- **Problem details**
What is needed is an exact copy of every line from the one containing "Output a JSON" through the end of the entries; please set it down without any pictures.

** Entries supplied follows **

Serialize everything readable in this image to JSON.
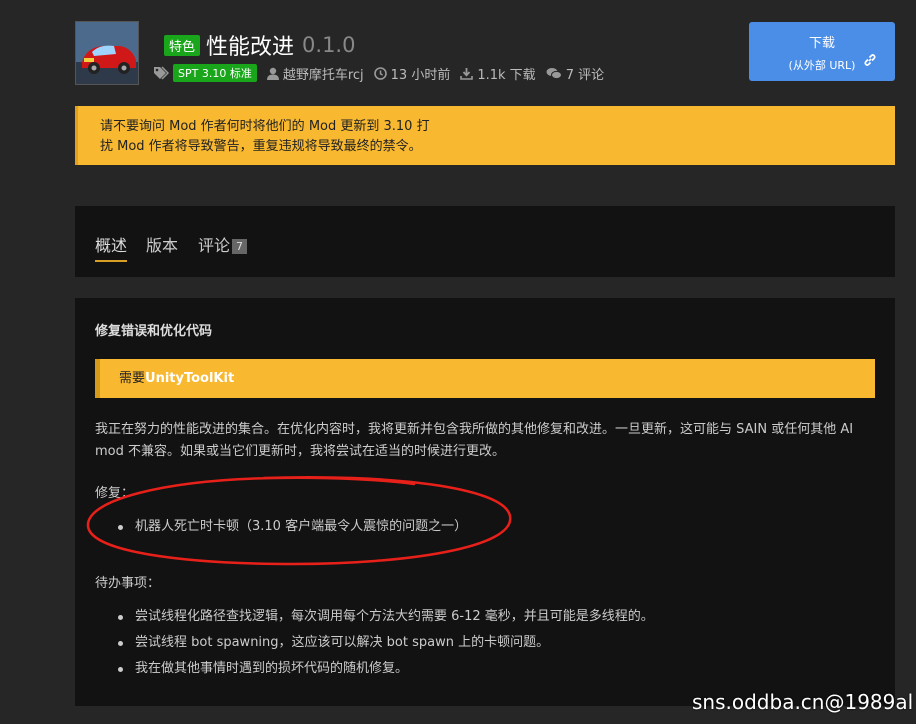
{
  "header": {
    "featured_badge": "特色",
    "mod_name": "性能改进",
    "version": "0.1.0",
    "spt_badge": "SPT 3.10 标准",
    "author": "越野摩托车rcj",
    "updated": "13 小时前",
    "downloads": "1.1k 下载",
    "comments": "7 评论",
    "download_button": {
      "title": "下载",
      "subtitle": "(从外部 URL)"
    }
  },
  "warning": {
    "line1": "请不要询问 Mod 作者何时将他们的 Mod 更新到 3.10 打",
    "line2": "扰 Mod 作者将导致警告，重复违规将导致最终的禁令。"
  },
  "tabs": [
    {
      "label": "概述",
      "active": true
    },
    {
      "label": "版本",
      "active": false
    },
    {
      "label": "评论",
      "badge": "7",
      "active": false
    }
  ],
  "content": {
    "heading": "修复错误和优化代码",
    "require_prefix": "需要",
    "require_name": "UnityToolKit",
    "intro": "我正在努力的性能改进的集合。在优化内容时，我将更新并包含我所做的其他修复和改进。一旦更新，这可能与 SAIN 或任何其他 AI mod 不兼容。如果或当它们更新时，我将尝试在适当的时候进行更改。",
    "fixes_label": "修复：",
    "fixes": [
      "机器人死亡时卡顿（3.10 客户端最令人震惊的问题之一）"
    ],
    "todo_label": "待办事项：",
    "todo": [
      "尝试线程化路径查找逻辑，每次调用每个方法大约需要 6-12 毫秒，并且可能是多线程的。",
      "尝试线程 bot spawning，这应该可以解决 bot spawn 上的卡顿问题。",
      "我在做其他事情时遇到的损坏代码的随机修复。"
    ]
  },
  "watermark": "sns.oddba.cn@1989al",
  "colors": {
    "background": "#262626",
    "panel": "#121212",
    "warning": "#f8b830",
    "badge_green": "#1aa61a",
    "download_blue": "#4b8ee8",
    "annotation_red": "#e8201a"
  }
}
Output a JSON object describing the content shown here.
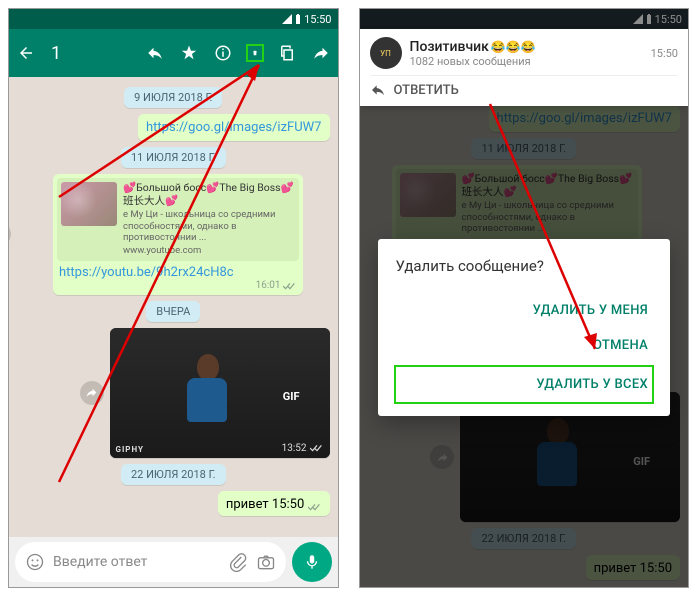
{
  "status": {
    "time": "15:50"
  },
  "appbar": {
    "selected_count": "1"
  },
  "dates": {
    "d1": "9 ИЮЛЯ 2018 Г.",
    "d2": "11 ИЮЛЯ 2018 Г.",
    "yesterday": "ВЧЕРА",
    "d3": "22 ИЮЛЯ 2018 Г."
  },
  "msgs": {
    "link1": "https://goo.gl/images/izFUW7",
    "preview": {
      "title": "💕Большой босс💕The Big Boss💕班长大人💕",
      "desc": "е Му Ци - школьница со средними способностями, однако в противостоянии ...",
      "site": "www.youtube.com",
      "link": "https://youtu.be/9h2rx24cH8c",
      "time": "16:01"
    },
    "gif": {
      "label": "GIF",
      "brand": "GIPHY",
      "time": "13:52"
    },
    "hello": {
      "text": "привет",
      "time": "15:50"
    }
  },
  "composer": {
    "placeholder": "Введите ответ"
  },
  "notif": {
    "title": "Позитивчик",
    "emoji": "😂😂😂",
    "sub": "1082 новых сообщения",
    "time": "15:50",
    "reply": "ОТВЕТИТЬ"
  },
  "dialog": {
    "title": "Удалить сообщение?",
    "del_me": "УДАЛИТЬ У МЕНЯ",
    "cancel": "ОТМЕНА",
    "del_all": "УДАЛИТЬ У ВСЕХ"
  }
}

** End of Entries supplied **

- **Task output**
Output a JSON object describing the content shown here.
{
  "status": {
    "time": "15:50"
  },
  "appbar": {
    "selected_count": "1"
  },
  "dates": {
    "d1": "9 ИЮЛЯ 2018 Г.",
    "d2": "11 ИЮЛЯ 2018 Г.",
    "yesterday": "ВЧЕРА",
    "d3": "22 ИЮЛЯ 2018 Г."
  },
  "msgs": {
    "link1": "https://goo.gl/images/izFUW7",
    "preview": {
      "title": "💕Большой босс💕The Big Boss💕班长大人💕",
      "desc": "е Му Ци - школьница со средними способностями, однако в противостоянии ...",
      "site": "www.youtube.com",
      "link": "https://youtu.be/9h2rx24cH8c",
      "time": "16:01"
    },
    "gif": {
      "label": "GIF",
      "brand": "GIPHY",
      "time": "13:52"
    },
    "hello": {
      "text": "привет",
      "time": "15:50"
    }
  },
  "composer": {
    "placeholder": "Введите ответ"
  },
  "notif": {
    "title": "Позитивчик",
    "emoji": "😂😂😂",
    "sub": "1082 новых сообщения",
    "time": "15:50",
    "reply": "ОТВЕТИТЬ"
  },
  "dialog": {
    "title": "Удалить сообщение?",
    "del_me": "УДАЛИТЬ У МЕНЯ",
    "cancel": "ОТМЕНА",
    "del_all": "УДАЛИТЬ У ВСЕХ"
  }
}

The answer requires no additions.